Return every line of the records that includes the string "image".

(Data records for software interfaces)
____________

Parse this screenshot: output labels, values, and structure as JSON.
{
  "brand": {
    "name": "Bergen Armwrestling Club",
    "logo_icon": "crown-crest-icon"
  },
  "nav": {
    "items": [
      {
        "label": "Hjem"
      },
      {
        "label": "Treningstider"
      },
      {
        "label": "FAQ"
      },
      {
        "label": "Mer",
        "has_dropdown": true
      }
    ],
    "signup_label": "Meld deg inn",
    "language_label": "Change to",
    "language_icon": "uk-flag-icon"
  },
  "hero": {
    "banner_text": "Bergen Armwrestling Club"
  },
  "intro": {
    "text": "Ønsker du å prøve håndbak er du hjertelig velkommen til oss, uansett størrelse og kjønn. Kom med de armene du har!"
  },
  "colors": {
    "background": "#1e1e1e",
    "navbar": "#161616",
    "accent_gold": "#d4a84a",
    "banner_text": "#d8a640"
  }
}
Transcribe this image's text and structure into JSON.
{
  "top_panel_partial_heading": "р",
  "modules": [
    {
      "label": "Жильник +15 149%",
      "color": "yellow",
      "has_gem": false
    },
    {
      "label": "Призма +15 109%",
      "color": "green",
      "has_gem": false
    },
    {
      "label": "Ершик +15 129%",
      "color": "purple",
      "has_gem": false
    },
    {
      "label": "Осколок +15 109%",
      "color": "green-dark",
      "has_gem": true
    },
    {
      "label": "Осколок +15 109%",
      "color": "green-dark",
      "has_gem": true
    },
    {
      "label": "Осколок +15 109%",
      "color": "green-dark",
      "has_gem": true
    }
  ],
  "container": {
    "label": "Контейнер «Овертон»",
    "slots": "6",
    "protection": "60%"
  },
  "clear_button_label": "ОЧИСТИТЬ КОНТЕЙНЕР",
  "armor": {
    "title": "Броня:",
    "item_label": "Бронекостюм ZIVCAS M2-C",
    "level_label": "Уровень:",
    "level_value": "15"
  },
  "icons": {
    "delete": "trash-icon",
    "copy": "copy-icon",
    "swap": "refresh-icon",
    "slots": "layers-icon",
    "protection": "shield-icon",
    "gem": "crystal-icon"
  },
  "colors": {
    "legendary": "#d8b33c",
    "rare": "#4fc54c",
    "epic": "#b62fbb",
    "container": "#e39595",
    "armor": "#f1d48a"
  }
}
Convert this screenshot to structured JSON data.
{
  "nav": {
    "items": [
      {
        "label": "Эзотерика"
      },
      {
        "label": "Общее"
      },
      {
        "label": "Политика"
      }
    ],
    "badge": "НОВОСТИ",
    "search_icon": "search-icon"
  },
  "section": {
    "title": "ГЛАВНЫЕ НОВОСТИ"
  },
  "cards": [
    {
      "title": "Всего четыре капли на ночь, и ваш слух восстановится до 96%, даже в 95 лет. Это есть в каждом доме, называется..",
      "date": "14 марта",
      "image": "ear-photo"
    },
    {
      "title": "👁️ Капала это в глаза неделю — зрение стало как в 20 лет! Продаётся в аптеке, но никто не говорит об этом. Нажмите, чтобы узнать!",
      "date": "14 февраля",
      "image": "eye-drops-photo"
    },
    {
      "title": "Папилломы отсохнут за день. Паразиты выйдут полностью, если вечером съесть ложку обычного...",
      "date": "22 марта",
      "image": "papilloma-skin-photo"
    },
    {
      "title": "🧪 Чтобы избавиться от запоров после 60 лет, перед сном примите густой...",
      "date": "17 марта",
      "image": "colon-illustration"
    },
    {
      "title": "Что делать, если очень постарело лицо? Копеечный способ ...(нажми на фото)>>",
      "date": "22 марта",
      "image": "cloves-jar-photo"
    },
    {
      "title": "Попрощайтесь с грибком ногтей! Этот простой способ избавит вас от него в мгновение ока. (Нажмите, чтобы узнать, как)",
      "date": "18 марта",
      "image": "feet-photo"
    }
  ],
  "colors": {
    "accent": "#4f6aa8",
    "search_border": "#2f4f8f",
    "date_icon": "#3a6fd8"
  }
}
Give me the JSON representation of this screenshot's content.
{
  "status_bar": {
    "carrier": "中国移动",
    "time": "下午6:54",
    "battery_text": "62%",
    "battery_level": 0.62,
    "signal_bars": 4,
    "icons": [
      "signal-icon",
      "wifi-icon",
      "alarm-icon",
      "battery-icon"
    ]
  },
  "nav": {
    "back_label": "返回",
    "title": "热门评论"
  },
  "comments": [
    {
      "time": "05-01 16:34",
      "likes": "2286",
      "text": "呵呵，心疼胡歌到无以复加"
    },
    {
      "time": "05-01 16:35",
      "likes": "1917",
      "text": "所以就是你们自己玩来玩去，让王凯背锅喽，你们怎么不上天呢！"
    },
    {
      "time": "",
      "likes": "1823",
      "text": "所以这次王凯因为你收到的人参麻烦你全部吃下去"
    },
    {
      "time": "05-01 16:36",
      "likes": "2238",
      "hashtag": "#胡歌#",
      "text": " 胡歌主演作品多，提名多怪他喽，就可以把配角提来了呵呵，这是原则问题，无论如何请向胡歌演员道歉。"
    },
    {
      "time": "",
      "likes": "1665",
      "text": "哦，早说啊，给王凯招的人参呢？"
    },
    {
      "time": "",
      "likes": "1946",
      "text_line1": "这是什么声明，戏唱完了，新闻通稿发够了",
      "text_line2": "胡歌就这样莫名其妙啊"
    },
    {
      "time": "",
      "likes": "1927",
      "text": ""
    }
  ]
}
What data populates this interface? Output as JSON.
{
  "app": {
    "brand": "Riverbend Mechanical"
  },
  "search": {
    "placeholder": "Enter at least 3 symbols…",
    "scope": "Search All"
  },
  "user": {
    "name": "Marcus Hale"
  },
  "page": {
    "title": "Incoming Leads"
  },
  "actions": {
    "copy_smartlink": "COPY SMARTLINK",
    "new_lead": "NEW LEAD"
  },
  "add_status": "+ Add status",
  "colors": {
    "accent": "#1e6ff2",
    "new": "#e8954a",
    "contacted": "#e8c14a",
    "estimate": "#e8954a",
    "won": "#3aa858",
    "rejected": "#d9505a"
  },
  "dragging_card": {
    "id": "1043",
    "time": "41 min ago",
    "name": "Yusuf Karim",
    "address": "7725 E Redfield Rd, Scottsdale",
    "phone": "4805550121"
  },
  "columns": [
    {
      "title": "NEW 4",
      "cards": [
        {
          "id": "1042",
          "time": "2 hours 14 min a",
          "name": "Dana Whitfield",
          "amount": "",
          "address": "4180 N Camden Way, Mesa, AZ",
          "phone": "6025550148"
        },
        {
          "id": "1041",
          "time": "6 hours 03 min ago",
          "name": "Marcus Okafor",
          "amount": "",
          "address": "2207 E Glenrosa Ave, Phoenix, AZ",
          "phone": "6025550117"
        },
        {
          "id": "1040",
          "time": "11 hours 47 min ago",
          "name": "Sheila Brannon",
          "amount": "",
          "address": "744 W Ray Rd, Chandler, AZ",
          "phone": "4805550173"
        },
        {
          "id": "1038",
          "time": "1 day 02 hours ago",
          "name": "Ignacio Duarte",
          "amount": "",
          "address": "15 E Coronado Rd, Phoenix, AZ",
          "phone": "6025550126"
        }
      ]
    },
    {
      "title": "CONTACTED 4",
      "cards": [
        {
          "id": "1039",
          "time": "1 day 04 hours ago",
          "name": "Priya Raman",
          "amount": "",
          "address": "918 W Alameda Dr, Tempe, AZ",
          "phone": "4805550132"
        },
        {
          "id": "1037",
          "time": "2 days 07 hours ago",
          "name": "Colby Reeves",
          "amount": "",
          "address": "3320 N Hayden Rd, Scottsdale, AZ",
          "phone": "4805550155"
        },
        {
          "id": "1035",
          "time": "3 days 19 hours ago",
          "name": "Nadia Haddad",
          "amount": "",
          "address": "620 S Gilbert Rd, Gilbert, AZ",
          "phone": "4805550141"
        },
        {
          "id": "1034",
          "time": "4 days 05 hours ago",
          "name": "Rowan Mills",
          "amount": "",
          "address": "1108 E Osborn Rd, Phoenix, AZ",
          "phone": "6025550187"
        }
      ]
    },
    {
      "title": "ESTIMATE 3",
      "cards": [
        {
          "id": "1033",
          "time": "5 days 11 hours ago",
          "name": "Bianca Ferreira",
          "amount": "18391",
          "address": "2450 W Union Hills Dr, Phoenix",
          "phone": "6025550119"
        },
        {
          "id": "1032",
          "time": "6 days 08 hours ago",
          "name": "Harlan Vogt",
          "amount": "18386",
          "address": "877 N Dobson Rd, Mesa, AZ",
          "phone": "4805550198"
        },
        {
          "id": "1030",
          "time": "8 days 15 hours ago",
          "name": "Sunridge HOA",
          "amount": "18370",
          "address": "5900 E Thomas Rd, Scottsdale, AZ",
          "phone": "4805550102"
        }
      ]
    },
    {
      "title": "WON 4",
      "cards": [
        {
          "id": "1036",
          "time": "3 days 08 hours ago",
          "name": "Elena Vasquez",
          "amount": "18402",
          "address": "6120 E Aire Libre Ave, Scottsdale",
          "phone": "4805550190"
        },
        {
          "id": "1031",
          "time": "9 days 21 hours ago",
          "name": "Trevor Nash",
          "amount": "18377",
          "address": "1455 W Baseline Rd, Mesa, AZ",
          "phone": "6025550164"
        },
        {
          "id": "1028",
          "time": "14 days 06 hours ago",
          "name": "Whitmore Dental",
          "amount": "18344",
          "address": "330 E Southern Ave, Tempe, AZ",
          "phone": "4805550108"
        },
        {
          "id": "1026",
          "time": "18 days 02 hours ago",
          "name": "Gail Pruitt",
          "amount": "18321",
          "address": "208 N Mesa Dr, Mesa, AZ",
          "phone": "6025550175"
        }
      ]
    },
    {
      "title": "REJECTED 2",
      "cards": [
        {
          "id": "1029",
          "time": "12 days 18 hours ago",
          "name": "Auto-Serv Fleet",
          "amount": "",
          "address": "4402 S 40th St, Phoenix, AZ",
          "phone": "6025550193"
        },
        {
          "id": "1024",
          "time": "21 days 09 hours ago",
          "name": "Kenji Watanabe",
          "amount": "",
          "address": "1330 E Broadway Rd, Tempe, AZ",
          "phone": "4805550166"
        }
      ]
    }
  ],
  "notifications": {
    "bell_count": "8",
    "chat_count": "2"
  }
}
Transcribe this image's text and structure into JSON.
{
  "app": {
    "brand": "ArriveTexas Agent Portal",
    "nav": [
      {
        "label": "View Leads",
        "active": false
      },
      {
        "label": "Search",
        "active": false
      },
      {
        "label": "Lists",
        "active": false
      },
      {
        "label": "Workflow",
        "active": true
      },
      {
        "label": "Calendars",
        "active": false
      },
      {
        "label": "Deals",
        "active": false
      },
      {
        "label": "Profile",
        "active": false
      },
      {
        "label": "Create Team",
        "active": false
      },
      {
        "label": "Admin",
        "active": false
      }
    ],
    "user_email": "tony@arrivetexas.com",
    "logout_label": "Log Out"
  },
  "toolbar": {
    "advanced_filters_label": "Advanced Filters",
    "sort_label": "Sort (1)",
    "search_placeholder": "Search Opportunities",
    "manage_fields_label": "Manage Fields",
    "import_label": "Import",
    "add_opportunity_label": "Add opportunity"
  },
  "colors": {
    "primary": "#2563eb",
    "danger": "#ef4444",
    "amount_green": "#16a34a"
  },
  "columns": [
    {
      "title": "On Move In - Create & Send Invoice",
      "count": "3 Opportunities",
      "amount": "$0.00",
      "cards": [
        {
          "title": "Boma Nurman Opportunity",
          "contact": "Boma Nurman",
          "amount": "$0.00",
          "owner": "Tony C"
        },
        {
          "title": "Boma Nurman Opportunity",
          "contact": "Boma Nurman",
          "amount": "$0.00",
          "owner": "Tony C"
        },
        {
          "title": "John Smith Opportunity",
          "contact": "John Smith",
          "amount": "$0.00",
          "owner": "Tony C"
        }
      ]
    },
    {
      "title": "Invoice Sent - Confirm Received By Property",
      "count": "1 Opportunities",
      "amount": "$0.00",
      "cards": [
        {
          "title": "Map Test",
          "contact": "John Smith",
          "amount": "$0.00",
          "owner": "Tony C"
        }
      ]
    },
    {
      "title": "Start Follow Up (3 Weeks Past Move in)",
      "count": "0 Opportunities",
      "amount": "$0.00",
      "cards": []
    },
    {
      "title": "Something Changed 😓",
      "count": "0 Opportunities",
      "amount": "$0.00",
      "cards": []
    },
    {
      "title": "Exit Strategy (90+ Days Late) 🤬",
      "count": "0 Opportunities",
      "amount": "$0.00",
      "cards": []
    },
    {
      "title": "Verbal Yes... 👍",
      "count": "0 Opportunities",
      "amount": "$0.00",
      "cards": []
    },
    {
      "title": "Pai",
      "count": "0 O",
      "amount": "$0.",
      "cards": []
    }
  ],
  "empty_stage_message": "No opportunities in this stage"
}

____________

## OUTPUT BELOW
Transcribe this image's text and structure into JSON.
      "image": "ear-photo"
      "image": "eye-drops-photo"
      "image": "papilloma-skin-photo"
      "image": "colon-illustration"
      "image": "cloves-jar-photo"
      "image": "feet-photo"
Transcribe this image's text and structure into JSON.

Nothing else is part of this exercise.